In our workflow, the first column shows the current medical status for all players, which will typically be set by the teams’ doctors or physios. This profile shows data from the subjective wellness questionnaire entered by athletes in the morning, the results of the most recent neuromuscular/musculoskeletal screening performed, and the current acute-to-chronic values for key GPS metrics. At any point, if you want to dive deeper into a specific player’s data, you can click on the individual trends canvas to do so. This will give you a more in-depth view of an individual, and help you identify any trends or patterns that may be occurring.

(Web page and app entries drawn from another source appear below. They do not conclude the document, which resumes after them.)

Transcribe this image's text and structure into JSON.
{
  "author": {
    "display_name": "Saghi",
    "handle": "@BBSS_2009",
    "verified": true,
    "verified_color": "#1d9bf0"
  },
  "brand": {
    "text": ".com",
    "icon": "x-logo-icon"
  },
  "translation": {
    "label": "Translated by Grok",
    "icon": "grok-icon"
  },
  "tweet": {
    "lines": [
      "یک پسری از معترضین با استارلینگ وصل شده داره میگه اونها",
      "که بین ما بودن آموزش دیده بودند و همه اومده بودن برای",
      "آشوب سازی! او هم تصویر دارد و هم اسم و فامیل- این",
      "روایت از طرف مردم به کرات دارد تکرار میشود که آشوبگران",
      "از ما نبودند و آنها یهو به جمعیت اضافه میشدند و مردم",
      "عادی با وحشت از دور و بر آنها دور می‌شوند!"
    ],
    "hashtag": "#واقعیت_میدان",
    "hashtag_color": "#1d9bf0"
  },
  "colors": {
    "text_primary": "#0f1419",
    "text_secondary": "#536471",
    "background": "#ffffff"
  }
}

The Session Report dashboard is designed to give you a high-level overview of the team training that was just completed and allow you to evaluate individual and overall squad performance against similar previous sessions, on a specific match day (MD) code (for example, MD-2 is two days before the next game), or relative to average match values. For example, in yesterday’s practice you might see that players covered, on average, 90% of the distance they do on a typical MD-2.
In addition to such team-wide metrics, you can view a more detailed breakdown for each individual player and also compare all the squad members at a certain position. For example, if you wanted to assess only central midfielders, you could select them in the filter at the top of the dashboard to display the visualizations for this position group. There are also leaderboard charts for the squad that show how each player compared to the squad average in key GPS metrics. In addition to displaying data in dashboards, you can easily export it into a printable PDF to share with coaches or the performance staff. Selected metrics can also be shared with players via the Smartabase mobile app.
The final step in our day in the life example is arguably the most important: the point at which a single significant change in the data or an overall trend prompts a coach or member of the performance staff to act upon it. The number of flags that a player has is summed in the final column of the Readiness Report to help you assess the relative risk of them getting injured. This column can quickly be sorted to show the players with the highest risk at the top.
If a player is at or near the top of the injury risk list or exceeds a certain number of flags, this could inform a group-based decision, such as squad selection for the next match or group training session planning. Smartabase also contributes to individualized actions, like restricting or expanding a player’s activities based on their medical status, emphasizing recovery when their wellness is compromised, and adjusting their intensity or volume on the pitch or in the gym because of their overall workload.
Switching to the availability canvas provides a breakdown of each player’s current medical status and training/performance for the latest session. The former is typically controlled by medical staff, but the latter can be updated to reflect the discussions you’ve had as an interdisciplinary group. This ensures that the input of coaches and performance practitioners is considered as you work through the Readiness Profile.
For example, there may be a player who is cleared to play on a medical basis, but based on their Readiness Profile, you feel an intervention is needed, such as decreasing their load today during team training. You can update their status by simply clicking on the row in the table, going into the Availability Record, and making the necessary change. Football clubs using these day-in-the-life workflows have reported time savings, increased accountability, improved communication, and more informed decision-making.